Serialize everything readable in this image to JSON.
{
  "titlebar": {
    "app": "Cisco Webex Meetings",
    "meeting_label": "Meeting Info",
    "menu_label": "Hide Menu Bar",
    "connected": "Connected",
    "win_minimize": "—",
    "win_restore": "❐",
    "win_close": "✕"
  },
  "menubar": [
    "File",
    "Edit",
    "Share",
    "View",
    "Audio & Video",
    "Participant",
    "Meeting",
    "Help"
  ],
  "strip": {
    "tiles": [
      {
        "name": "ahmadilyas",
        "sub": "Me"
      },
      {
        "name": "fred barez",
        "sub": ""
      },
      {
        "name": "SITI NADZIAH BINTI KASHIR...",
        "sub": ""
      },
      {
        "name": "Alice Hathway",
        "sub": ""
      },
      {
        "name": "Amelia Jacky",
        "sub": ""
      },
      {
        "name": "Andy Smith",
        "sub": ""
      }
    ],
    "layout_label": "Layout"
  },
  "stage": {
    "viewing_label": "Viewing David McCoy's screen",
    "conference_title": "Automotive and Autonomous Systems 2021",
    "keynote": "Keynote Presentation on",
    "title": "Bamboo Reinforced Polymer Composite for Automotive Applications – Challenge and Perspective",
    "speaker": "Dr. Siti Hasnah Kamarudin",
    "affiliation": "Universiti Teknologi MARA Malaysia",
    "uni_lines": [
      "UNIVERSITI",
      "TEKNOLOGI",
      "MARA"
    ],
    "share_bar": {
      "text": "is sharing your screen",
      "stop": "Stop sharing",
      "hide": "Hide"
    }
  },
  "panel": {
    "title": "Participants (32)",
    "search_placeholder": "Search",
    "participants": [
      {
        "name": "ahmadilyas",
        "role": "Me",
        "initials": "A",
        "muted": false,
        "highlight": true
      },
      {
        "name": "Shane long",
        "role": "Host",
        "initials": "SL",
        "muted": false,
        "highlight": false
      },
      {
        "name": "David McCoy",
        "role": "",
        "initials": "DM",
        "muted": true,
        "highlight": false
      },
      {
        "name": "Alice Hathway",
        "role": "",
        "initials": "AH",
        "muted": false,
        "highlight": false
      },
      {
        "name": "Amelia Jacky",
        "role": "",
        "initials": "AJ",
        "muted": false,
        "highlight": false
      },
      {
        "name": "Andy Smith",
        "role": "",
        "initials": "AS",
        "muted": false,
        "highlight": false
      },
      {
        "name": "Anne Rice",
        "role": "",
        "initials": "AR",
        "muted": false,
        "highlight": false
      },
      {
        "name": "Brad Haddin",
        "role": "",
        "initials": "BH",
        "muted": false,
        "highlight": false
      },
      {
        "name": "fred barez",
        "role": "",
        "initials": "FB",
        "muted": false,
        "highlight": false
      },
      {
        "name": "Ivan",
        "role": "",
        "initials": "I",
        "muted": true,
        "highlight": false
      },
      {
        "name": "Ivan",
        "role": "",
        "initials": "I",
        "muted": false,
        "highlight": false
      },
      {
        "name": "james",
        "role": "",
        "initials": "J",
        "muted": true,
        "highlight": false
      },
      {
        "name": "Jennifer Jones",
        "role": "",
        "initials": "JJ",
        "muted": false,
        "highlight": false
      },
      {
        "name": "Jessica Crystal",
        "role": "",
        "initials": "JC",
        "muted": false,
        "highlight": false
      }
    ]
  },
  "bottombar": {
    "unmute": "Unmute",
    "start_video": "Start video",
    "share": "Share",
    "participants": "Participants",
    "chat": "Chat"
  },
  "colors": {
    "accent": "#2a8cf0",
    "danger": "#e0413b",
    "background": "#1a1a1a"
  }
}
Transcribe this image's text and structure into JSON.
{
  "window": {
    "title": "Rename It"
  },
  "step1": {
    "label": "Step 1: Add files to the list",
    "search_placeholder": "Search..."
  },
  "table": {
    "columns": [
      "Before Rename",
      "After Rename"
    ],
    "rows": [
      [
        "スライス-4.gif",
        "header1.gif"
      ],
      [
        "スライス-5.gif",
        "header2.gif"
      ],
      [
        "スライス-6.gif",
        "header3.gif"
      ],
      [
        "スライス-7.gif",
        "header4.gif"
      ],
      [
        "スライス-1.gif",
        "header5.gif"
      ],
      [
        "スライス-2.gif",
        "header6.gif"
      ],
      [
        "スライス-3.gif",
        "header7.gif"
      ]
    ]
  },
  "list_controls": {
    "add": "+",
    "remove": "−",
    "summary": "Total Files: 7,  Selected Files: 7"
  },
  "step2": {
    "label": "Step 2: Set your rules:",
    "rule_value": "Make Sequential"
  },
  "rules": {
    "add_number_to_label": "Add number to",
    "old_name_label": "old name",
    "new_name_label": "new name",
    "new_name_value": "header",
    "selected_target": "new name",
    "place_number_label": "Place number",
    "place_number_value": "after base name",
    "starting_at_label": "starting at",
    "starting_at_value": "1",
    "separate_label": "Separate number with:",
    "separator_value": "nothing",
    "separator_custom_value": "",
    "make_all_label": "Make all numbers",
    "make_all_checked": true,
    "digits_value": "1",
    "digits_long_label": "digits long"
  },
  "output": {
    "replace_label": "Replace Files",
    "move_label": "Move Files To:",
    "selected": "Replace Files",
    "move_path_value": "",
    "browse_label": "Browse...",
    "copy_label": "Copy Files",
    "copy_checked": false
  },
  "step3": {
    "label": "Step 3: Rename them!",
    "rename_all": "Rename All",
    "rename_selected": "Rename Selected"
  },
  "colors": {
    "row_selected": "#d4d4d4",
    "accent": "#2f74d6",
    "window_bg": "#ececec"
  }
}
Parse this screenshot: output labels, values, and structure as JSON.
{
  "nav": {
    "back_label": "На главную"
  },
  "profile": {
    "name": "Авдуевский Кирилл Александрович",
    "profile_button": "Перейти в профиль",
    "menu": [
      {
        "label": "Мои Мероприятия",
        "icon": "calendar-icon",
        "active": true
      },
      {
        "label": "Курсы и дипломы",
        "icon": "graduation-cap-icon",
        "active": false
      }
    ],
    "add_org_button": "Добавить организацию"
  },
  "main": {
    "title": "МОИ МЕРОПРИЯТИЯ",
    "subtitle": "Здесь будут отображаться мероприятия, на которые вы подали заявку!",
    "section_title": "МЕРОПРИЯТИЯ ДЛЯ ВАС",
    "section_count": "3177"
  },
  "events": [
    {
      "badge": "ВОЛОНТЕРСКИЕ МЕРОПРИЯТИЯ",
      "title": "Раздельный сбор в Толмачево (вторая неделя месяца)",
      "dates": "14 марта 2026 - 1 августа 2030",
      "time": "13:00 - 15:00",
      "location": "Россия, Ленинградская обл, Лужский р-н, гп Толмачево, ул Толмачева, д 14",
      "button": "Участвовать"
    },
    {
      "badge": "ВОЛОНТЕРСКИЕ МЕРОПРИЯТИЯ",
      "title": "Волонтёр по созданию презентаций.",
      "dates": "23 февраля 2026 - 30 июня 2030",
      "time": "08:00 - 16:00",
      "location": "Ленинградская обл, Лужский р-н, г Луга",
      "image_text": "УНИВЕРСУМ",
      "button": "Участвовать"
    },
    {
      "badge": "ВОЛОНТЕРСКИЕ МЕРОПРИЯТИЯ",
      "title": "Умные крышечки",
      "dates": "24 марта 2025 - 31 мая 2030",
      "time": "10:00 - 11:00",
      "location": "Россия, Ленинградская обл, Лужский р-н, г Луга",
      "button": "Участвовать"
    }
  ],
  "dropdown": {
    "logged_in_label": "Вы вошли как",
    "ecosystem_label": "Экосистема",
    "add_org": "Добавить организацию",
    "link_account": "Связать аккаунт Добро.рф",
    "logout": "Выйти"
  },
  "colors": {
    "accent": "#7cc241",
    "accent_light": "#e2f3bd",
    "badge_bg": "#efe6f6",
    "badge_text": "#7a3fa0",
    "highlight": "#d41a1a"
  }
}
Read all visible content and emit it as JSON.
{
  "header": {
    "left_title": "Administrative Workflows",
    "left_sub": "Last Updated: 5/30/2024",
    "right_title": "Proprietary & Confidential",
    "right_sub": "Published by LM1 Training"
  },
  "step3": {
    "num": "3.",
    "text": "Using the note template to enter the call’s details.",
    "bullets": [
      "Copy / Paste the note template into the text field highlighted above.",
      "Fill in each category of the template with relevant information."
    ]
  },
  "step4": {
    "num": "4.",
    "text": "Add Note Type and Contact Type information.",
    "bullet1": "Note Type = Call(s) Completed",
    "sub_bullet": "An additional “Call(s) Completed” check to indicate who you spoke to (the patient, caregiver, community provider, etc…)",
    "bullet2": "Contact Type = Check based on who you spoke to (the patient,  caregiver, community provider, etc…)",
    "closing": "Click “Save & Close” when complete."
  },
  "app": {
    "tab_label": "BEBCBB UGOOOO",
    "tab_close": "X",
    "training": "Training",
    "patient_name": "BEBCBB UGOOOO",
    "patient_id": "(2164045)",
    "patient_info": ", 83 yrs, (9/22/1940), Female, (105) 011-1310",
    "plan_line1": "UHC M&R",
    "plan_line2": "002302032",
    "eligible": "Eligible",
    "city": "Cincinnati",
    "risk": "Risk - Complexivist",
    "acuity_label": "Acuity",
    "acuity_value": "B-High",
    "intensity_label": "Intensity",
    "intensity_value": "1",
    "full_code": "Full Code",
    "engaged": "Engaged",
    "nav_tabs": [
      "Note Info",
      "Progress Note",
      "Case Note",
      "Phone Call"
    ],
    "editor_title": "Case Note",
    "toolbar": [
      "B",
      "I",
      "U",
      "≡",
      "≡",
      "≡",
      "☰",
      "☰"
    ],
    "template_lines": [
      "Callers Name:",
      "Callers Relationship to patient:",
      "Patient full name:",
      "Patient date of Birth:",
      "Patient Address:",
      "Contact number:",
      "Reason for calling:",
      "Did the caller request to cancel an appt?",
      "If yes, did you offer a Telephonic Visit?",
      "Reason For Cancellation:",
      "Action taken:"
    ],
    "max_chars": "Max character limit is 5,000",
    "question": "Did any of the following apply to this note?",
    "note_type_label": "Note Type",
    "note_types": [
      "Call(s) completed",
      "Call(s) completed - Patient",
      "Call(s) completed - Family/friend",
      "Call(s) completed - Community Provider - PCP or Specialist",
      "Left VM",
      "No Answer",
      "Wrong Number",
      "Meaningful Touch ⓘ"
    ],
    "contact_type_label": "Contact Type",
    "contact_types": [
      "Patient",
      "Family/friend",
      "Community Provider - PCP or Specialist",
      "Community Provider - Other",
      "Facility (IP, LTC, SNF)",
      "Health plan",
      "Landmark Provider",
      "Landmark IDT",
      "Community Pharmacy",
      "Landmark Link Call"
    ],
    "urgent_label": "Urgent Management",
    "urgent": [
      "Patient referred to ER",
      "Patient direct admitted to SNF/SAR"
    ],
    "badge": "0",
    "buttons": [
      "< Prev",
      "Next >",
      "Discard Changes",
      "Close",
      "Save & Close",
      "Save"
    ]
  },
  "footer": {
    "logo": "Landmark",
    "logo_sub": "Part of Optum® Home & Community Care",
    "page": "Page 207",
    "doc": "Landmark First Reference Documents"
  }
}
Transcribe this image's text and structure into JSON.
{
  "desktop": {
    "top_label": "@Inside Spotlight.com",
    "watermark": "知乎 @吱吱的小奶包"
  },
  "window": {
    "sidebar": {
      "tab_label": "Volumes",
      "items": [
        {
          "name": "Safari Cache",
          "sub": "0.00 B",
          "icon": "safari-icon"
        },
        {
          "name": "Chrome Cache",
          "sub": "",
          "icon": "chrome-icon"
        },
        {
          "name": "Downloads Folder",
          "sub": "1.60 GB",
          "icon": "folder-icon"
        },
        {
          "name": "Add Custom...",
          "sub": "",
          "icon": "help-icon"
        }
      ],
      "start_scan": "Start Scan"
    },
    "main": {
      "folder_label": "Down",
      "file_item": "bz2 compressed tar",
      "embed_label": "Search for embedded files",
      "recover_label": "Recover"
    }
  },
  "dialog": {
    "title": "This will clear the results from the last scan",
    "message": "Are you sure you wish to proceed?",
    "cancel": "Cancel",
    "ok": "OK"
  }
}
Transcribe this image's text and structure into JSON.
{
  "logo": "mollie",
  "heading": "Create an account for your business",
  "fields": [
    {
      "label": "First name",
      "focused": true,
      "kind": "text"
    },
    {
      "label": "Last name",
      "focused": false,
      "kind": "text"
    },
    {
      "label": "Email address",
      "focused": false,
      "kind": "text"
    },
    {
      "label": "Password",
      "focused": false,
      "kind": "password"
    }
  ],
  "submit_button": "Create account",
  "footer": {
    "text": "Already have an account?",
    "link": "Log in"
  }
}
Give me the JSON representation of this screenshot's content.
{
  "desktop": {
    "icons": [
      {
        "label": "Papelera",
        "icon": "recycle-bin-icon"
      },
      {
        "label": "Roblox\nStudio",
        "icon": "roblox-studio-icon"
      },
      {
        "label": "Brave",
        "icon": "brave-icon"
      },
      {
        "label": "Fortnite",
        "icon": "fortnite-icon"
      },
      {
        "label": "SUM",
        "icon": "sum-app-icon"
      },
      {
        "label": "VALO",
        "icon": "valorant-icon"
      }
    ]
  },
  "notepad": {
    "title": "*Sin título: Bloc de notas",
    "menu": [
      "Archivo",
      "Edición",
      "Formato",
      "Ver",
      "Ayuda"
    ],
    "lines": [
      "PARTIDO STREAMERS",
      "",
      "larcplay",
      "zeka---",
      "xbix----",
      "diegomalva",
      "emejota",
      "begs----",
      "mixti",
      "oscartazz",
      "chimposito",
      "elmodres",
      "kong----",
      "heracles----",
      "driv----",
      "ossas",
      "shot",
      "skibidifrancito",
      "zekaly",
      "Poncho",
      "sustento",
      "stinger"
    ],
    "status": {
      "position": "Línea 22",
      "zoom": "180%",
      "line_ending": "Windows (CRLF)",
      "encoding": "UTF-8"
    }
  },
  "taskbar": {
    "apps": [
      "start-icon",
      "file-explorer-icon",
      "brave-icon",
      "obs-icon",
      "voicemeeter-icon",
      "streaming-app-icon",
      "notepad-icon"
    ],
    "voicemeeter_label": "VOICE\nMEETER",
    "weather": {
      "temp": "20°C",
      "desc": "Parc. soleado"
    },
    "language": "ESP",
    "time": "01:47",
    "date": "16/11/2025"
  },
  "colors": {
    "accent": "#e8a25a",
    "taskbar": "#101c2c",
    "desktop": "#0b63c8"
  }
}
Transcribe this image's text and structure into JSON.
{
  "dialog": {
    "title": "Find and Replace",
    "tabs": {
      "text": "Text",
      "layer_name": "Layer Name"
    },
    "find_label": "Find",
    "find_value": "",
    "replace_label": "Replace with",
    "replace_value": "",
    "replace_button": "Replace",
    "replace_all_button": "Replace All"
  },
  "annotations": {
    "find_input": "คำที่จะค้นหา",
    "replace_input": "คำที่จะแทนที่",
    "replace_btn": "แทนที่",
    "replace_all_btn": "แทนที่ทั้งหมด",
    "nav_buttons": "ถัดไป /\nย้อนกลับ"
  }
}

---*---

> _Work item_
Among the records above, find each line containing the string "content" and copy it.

> _Solution for this problem_
Read all visible content and emit it as JSON.
Give me the JSON representation of this screenshot's content.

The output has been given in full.